=== Section Start ===
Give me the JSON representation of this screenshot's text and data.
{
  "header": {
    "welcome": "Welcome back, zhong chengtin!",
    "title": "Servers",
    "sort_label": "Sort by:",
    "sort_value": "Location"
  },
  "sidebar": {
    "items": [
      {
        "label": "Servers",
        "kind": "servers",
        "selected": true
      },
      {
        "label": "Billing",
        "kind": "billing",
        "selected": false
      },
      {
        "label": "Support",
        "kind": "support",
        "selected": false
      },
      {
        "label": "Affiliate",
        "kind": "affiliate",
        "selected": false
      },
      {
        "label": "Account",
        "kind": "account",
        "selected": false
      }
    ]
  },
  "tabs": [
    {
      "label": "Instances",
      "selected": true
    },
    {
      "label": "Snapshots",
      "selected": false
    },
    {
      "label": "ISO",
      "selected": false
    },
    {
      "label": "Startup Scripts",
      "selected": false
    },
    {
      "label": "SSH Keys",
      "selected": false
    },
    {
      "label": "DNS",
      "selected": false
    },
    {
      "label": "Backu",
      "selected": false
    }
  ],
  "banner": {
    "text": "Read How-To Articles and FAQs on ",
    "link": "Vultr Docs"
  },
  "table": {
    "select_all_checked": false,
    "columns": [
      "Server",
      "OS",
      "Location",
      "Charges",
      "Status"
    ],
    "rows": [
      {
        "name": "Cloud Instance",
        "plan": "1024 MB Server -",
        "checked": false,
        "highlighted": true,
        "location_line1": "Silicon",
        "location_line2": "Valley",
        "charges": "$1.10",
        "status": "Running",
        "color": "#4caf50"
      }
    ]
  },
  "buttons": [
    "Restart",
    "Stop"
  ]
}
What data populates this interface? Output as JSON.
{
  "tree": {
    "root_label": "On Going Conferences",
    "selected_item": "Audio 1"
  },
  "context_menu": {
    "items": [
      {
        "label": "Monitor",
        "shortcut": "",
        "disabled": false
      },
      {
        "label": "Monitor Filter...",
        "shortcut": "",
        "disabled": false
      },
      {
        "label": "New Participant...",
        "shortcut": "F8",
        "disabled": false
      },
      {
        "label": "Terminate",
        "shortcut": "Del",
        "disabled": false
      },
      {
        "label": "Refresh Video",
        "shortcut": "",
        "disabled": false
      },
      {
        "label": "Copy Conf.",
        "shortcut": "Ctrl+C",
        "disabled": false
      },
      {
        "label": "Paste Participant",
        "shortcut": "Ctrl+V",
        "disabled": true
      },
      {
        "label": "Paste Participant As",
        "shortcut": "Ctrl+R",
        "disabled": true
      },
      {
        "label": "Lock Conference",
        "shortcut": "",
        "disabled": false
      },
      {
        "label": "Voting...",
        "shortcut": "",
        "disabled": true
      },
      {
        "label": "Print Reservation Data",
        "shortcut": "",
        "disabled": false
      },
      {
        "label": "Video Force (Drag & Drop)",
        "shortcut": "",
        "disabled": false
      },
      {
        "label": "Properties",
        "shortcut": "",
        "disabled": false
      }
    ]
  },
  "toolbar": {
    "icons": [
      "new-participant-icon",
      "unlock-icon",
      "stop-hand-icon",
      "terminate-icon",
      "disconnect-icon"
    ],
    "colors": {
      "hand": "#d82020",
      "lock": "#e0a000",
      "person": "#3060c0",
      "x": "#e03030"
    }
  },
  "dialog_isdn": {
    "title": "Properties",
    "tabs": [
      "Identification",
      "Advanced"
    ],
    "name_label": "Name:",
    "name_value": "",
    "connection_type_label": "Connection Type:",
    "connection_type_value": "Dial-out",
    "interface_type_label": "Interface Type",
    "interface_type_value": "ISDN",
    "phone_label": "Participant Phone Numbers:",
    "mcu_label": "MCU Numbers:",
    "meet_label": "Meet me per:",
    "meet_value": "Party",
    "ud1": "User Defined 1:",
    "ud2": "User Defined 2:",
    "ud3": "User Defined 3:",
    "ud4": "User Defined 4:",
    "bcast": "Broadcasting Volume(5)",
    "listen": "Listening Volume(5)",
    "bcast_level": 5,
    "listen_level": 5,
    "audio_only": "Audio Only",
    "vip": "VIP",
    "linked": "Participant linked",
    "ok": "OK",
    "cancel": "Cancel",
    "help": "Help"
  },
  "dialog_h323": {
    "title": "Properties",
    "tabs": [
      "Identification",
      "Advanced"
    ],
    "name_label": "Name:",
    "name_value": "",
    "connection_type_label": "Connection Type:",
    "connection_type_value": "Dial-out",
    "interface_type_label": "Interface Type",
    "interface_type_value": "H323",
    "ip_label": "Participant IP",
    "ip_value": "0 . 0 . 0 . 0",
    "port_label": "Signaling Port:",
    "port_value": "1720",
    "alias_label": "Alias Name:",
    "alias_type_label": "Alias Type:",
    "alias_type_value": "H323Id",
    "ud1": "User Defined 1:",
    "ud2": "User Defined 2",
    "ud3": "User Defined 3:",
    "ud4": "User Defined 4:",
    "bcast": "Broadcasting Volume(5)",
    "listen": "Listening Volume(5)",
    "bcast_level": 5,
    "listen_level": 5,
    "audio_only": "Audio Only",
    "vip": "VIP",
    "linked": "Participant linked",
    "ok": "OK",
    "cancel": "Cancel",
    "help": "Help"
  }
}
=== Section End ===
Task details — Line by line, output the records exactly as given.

Solution to the exercise —
Give me the JSON representation of this screenshot's text and data.
{
  "header": {
    "welcome": "Welcome back, zhong chengtin!",
    "title": "Servers",
    "sort_label": "Sort by:",
    "sort_value": "Location"
  },
  "sidebar": {
    "items": [
      {
        "label": "Servers",
        "kind": "servers",
        "selected": true
      },
      {
        "label": "Billing",
        "kind": "billing",
        "selected": false
      },
      {
        "label": "Support",
        "kind": "support",
        "selected": false
      },
      {
        "label": "Affiliate",
        "kind": "affiliate",
        "selected": false
      },
      {
        "label": "Account",
        "kind": "account",
        "selected": false
      }
    ]
  },
  "tabs": [
    {
      "label": "Instances",
      "selected": true
    },
    {
      "label": "Snapshots",
      "selected": false
    },
    {
      "label": "ISO",
      "selected": false
    },
    {
      "label": "Startup Scripts",
      "selected": false
    },
    {
      "label": "SSH Keys",
      "selected": false
    },
    {
      "label": "DNS",
      "selected": false
    },
    {
      "label": "Backu",
      "selected": false
    }
  ],
  "banner": {
    "text": "Read How-To Articles and FAQs on ",
    "link": "Vultr Docs"
  },
  "table": {
    "select_all_checked": false,
    "columns": [
      "Server",
      "OS",
      "Location",
      "Charges",
      "Status"
    ],
    "rows": [
      {
        "name": "Cloud Instance",
        "plan": "1024 MB Server -",
        "checked": false,
        "highlighted": true,
        "location_line1": "Silicon",
        "location_line2": "Valley",
        "charges": "$1.10",
        "status": "Running",
        "color": "#4caf50"
      }
    ]
  },
  "buttons": [
    "Restart",
    "Stop"
  ]
}
What data populates this interface? Output as JSON.
{
  "tree": {
    "root_label": "On Going Conferences",
    "selected_item": "Audio 1"
  },
  "context_menu": {
    "items": [
      {
        "label": "Monitor",
        "shortcut": "",
        "disabled": false
      },
      {
        "label": "Monitor Filter...",
        "shortcut": "",
        "disabled": false
      },
      {
        "label": "New Participant...",
        "shortcut": "F8",
        "disabled": false
      },
      {
        "label": "Terminate",
        "shortcut": "Del",
        "disabled": false
      },
      {
        "label": "Refresh Video",
        "shortcut": "",
        "disabled": false
      },
      {
        "label": "Copy Conf.",
        "shortcut": "Ctrl+C",
        "disabled": false
      },
      {
        "label": "Paste Participant",
        "shortcut": "Ctrl+V",
        "disabled": true
      },
      {
        "label": "Paste Participant As",
        "shortcut": "Ctrl+R",
        "disabled": true
      },
      {
        "label": "Lock Conference",
        "shortcut": "",
        "disabled": false
      },
      {
        "label": "Voting...",
        "shortcut": "",
        "disabled": true
      },
      {
        "label": "Print Reservation Data",
        "shortcut": "",
        "disabled": false
      },
      {
        "label": "Video Force (Drag & Drop)",
        "shortcut": "",
        "disabled": false
      },
      {
        "label": "Properties",
        "shortcut": "",
        "disabled": false
      }
    ]
  },
  "toolbar": {
    "icons": [
      "new-participant-icon",
      "unlock-icon",
      "stop-hand-icon",
      "terminate-icon",
      "disconnect-icon"
    ],
    "colors": {
      "hand": "#d82020",
      "lock": "#e0a000",
      "person": "#3060c0",
      "x": "#e03030"
    }
  },
  "dialog_isdn": {
    "title": "Properties",
    "tabs": [
      "Identification",
      "Advanced"
    ],
    "name_label": "Name:",
    "name_value": "",
    "connection_type_label": "Connection Type:",
    "connection_type_value": "Dial-out",
    "interface_type_label": "Interface Type",
    "interface_type_value": "ISDN",
    "phone_label": "Participant Phone Numbers:",
    "mcu_label": "MCU Numbers:",
    "meet_label": "Meet me per:",
    "meet_value": "Party",
    "ud1": "User Defined 1:",
    "ud2": "User Defined 2:",
    "ud3": "User Defined 3:",
    "ud4": "User Defined 4:",
    "bcast": "Broadcasting Volume(5)",
    "listen": "Listening Volume(5)",
    "bcast_level": 5,
    "listen_level": 5,
    "audio_only": "Audio Only",
    "vip": "VIP",
    "linked": "Participant linked",
    "ok": "OK",
    "cancel": "Cancel",
    "help": "Help"
  },
  "dialog_h323": {
    "title": "Properties",
    "tabs": [
      "Identification",
      "Advanced"
    ],
    "name_label": "Name:",
    "name_value": "",
    "connection_type_label": "Connection Type:",
    "connection_type_value": "Dial-out",
    "interface_type_label": "Interface Type",
    "interface_type_value": "H323",
    "ip_label": "Participant IP",
    "ip_value": "0 . 0 . 0 . 0",
    "port_label": "Signaling Port:",
    "port_value": "1720",
    "alias_label": "Alias Name:",
    "alias_type_label": "Alias Type:",
    "alias_type_value": "H323Id",
    "ud1": "User Defined 1:",
    "ud2": "User Defined 2",
    "ud3": "User Defined 3:",
    "ud4": "User Defined 4:",
    "bcast": "Broadcasting Volume(5)",
    "listen": "Listening Volume(5)",
    "bcast_level": 5,
    "listen_level": 5,
    "audio_only": "Audio Only",
    "vip": "VIP",
    "linked": "Participant linked",
    "ok": "OK",
    "cancel": "Cancel",
    "help": "Help"
  }
}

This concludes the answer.